> **WHAT IS EXPECTED**
Return the whole listing exactly as it stands.

--- EXERCISE DATA Enclosed Below ---

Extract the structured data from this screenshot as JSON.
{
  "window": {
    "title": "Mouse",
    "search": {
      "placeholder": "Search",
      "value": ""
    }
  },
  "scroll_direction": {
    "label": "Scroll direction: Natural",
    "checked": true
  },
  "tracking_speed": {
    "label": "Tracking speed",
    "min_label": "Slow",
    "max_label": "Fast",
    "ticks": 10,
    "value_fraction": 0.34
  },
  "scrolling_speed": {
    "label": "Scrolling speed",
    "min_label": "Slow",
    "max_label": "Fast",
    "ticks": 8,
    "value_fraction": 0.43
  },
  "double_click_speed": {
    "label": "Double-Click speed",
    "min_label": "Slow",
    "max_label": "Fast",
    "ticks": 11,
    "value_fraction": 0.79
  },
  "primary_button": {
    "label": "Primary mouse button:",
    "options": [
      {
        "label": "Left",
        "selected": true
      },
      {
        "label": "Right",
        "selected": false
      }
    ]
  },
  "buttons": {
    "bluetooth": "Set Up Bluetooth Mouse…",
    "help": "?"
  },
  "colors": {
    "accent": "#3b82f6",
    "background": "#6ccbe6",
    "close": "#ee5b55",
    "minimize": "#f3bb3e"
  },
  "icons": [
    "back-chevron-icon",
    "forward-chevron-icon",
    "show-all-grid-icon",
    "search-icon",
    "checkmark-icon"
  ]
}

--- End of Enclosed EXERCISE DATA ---

> **RESULT**
Extract the structured data from this screenshot as JSON.
{
  "window": {
    "title": "Mouse",
    "search": {
      "placeholder": "Search",
      "value": ""
    }
  },
  "scroll_direction": {
    "label": "Scroll direction: Natural",
    "checked": true
  },
  "tracking_speed": {
    "label": "Tracking speed",
    "min_label": "Slow",
    "max_label": "Fast",
    "ticks": 10,
    "value_fraction": 0.34
  },
  "scrolling_speed": {
    "label": "Scrolling speed",
    "min_label": "Slow",
    "max_label": "Fast",
    "ticks": 8,
    "value_fraction": 0.43
  },
  "double_click_speed": {
    "label": "Double-Click speed",
    "min_label": "Slow",
    "max_label": "Fast",
    "ticks": 11,
    "value_fraction": 0.79
  },
  "primary_button": {
    "label": "Primary mouse button:",
    "options": [
      {
        "label": "Left",
        "selected": true
      },
      {
        "label": "Right",
        "selected": false
      }
    ]
  },
  "buttons": {
    "bluetooth": "Set Up Bluetooth Mouse…",
    "help": "?"
  },
  "colors": {
    "accent": "#3b82f6",
    "background": "#6ccbe6",
    "close": "#ee5b55",
    "minimize": "#f3bb3e"
  },
  "icons": [
    "back-chevron-icon",
    "forward-chevron-icon",
    "show-all-grid-icon",
    "search-icon",
    "checkmark-icon"
  ]
}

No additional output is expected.